(App and web page records)
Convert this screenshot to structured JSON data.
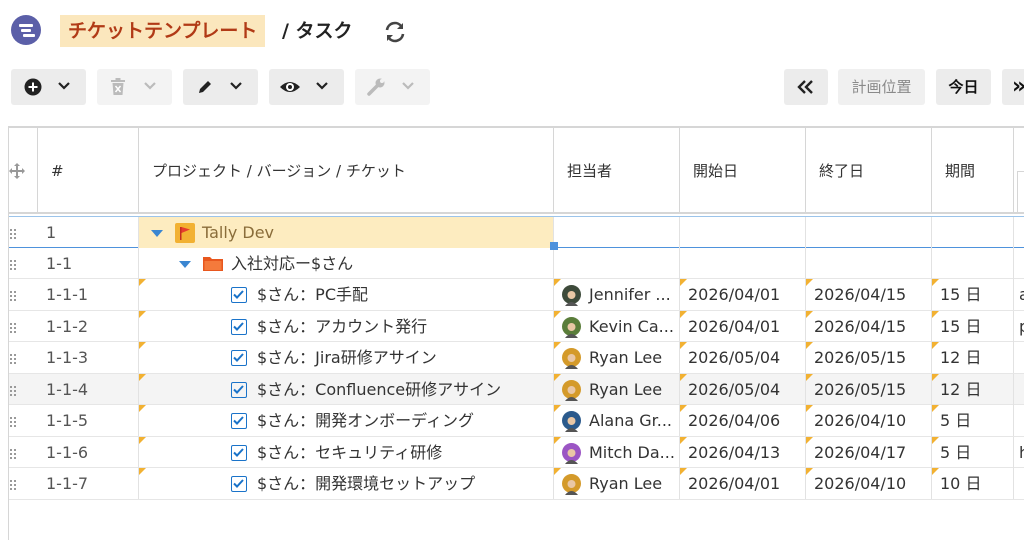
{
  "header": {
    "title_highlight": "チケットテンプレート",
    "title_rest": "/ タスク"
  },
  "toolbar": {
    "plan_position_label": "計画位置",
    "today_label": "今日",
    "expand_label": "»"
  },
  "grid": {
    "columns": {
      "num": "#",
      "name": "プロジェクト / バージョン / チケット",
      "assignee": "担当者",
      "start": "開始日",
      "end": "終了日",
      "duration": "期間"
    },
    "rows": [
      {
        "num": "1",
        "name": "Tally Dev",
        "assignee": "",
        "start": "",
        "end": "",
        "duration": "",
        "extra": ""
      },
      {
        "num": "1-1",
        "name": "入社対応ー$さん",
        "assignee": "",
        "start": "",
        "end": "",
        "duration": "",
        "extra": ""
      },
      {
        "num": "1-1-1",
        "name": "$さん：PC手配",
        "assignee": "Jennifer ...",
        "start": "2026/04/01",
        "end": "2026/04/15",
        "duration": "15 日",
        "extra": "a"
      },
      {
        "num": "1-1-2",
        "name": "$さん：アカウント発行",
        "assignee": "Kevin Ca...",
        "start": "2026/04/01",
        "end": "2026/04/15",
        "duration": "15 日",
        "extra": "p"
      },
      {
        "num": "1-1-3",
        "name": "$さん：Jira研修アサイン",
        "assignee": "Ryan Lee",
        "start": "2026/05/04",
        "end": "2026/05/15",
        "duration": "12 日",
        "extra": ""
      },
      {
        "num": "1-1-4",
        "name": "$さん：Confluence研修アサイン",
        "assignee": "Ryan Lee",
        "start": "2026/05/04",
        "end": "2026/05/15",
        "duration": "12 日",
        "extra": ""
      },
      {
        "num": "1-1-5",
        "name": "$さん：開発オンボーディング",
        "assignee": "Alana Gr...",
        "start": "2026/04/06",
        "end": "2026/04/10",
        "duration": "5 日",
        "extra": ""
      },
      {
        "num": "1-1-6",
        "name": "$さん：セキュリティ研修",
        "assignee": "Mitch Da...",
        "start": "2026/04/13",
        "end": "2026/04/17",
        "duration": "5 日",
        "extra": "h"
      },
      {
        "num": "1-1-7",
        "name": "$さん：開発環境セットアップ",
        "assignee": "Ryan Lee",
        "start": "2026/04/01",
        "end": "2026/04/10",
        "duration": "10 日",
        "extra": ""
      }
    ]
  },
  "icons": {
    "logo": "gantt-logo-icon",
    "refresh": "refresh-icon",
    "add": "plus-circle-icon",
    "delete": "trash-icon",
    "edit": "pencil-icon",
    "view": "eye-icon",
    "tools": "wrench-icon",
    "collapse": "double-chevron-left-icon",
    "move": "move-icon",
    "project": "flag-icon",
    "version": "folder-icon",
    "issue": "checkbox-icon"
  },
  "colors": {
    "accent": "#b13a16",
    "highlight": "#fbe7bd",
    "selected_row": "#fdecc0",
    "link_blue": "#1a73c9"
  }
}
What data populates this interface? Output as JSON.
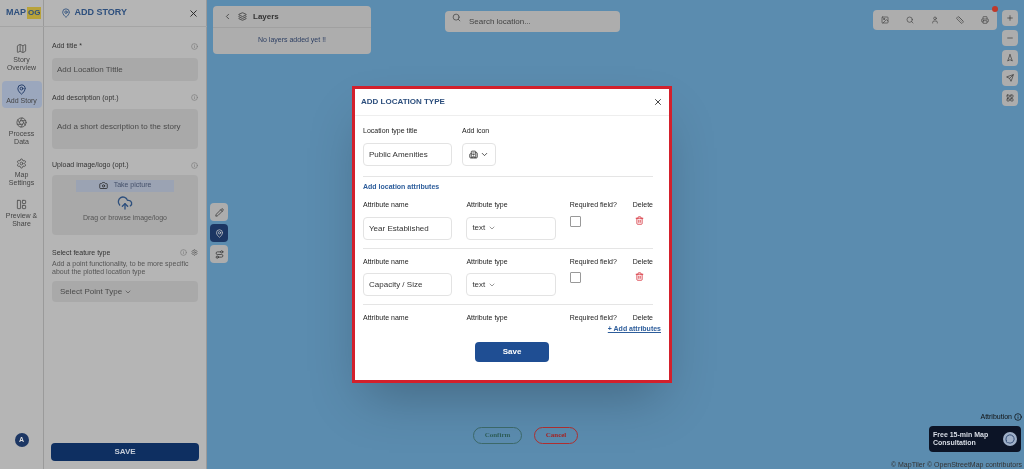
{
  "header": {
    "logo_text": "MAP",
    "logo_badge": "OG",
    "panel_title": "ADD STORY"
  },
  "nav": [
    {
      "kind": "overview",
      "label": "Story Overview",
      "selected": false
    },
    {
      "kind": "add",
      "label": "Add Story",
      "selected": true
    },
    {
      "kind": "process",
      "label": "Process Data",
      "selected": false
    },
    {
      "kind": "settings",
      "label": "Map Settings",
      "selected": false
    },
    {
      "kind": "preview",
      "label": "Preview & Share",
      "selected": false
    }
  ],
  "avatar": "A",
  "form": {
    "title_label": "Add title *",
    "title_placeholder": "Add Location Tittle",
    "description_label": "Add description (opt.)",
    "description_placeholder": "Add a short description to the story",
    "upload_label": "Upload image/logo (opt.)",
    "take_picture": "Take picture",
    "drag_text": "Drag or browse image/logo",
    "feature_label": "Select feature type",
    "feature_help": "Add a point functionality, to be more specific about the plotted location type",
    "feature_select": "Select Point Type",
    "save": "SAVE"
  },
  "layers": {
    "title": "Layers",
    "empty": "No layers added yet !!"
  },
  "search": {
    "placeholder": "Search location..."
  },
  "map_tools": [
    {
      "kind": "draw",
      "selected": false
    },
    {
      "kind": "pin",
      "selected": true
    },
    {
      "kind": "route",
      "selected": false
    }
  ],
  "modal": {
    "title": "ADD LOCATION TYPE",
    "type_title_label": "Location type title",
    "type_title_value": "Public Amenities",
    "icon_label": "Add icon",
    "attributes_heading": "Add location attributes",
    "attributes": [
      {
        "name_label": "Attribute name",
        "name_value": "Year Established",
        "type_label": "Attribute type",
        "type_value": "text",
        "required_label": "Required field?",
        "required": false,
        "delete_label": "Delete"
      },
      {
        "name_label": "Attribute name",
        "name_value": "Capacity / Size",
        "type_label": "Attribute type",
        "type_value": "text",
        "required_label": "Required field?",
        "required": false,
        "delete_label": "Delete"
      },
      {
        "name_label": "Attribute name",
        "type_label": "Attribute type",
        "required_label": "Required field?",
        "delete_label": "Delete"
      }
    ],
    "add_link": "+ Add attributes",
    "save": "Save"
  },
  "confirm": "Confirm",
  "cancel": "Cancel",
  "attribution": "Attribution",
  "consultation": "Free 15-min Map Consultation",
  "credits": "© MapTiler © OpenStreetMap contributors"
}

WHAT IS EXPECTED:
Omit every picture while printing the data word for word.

OUTPUT BELOW:
Convert this screenshot to structured JSON data.
{
  "header": {
    "title_highlight": "チケットテンプレート",
    "title_rest": "/ タスク"
  },
  "toolbar": {
    "plan_position_label": "計画位置",
    "today_label": "今日",
    "expand_label": "»"
  },
  "grid": {
    "columns": {
      "num": "#",
      "name": "プロジェクト / バージョン / チケット",
      "assignee": "担当者",
      "start": "開始日",
      "end": "終了日",
      "duration": "期間"
    },
    "rows": [
      {
        "num": "1",
        "name": "Tally Dev",
        "assignee": "",
        "start": "",
        "end": "",
        "duration": "",
        "extra": ""
      },
      {
        "num": "1-1",
        "name": "入社対応ー$さん",
        "assignee": "",
        "start": "",
        "end": "",
        "duration": "",
        "extra": ""
      },
      {
        "num": "1-1-1",
        "name": "$さん：PC手配",
        "assignee": "Jennifer ...",
        "start": "2026/04/01",
        "end": "2026/04/15",
        "duration": "15 日",
        "extra": "a"
      },
      {
        "num": "1-1-2",
        "name": "$さん：アカウント発行",
        "assignee": "Kevin Ca...",
        "start": "2026/04/01",
        "end": "2026/04/15",
        "duration": "15 日",
        "extra": "p"
      },
      {
        "num": "1-1-3",
        "name": "$さん：Jira研修アサイン",
        "assignee": "Ryan Lee",
        "start": "2026/05/04",
        "end": "2026/05/15",
        "duration": "12 日",
        "extra": ""
      },
      {
        "num": "1-1-4",
        "name": "$さん：Confluence研修アサイン",
        "assignee": "Ryan Lee",
        "start": "2026/05/04",
        "end": "2026/05/15",
        "duration": "12 日",
        "extra": ""
      },
      {
        "num": "1-1-5",
        "name": "$さん：開発オンボーディング",
        "assignee": "Alana Gr...",
        "start": "2026/04/06",
        "end": "2026/04/10",
        "duration": "5 日",
        "extra": ""
      },
      {
        "num": "1-1-6",
        "name": "$さん：セキュリティ研修",
        "assignee": "Mitch Da...",
        "start": "2026/04/13",
        "end": "2026/04/17",
        "duration": "5 日",
        "extra": "h"
      },
      {
        "num": "1-1-7",
        "name": "$さん：開発環境セットアップ",
        "assignee": "Ryan Lee",
        "start": "2026/04/01",
        "end": "2026/04/10",
        "duration": "10 日",
        "extra": ""
      }
    ]
  },
  "icons": {
    "logo": "gantt-logo-icon",
    "refresh": "refresh-icon",
    "add": "plus-circle-icon",
    "delete": "trash-icon",
    "edit": "pencil-icon",
    "view": "eye-icon",
    "tools": "wrench-icon",
    "collapse": "double-chevron-left-icon",
    "move": "move-icon",
    "project": "flag-icon",
    "version": "folder-icon",
    "issue": "checkbox-icon"
  },
  "colors": {
    "accent": "#b13a16",
    "highlight": "#fbe7bd",
    "selected_row": "#fdecc0",
    "link_blue": "#1a73c9"
  }
}
What data populates this interface? Output as JSON.
{
  "header": {
    "logo_text": "MAP",
    "logo_badge": "OG",
    "panel_title": "ADD STORY"
  },
  "nav": [
    {
      "kind": "overview",
      "label": "Story Overview",
      "selected": false
    },
    {
      "kind": "add",
      "label": "Add Story",
      "selected": true
    },
    {
      "kind": "process",
      "label": "Process Data",
      "selected": false
    },
    {
      "kind": "settings",
      "label": "Map Settings",
      "selected": false
    },
    {
      "kind": "preview",
      "label": "Preview & Share",
      "selected": false
    }
  ],
  "avatar": "A",
  "form": {
    "title_label": "Add title *",
    "title_placeholder": "Add Location Tittle",
    "description_label": "Add description (opt.)",
    "description_placeholder": "Add a short description to the story",
    "upload_label": "Upload image/logo (opt.)",
    "take_picture": "Take picture",
    "drag_text": "Drag or browse image/logo",
    "feature_label": "Select feature type",
    "feature_help": "Add a point functionality, to be more specific about the plotted location type",
    "feature_select": "Select Point Type",
    "save": "SAVE"
  },
  "layers": {
    "title": "Layers",
    "empty": "No layers added yet !!"
  },
  "search": {
    "placeholder": "Search location..."
  },
  "map_tools": [
    {
      "kind": "draw",
      "selected": false
    },
    {
      "kind": "pin",
      "selected": true
    },
    {
      "kind": "route",
      "selected": false
    }
  ],
  "modal": {
    "title": "ADD LOCATION TYPE",
    "type_title_label": "Location type title",
    "type_title_value": "Public Amenities",
    "icon_label": "Add icon",
    "attributes_heading": "Add location attributes",
    "attributes": [
      {
        "name_label": "Attribute name",
        "name_value": "Year Established",
        "type_label": "Attribute type",
        "type_value": "text",
        "required_label": "Required field?",
        "required": false,
        "delete_label": "Delete"
      },
      {
        "name_label": "Attribute name",
        "name_value": "Capacity / Size",
        "type_label": "Attribute type",
        "type_value": "text",
        "required_label": "Required field?",
        "required": false,
        "delete_label": "Delete"
      },
      {
        "name_label": "Attribute name",
        "type_label": "Attribute type",
        "required_label": "Required field?",
        "delete_label": "Delete"
      }
    ],
    "add_link": "+ Add attributes",
    "save": "Save"
  },
  "confirm": "Confirm",
  "cancel": "Cancel",
  "attribution": "Attribution",
  "consultation": "Free 15-min Map Consultation",
  "credits": "© MapTiler © OpenStreetMap contributors"
}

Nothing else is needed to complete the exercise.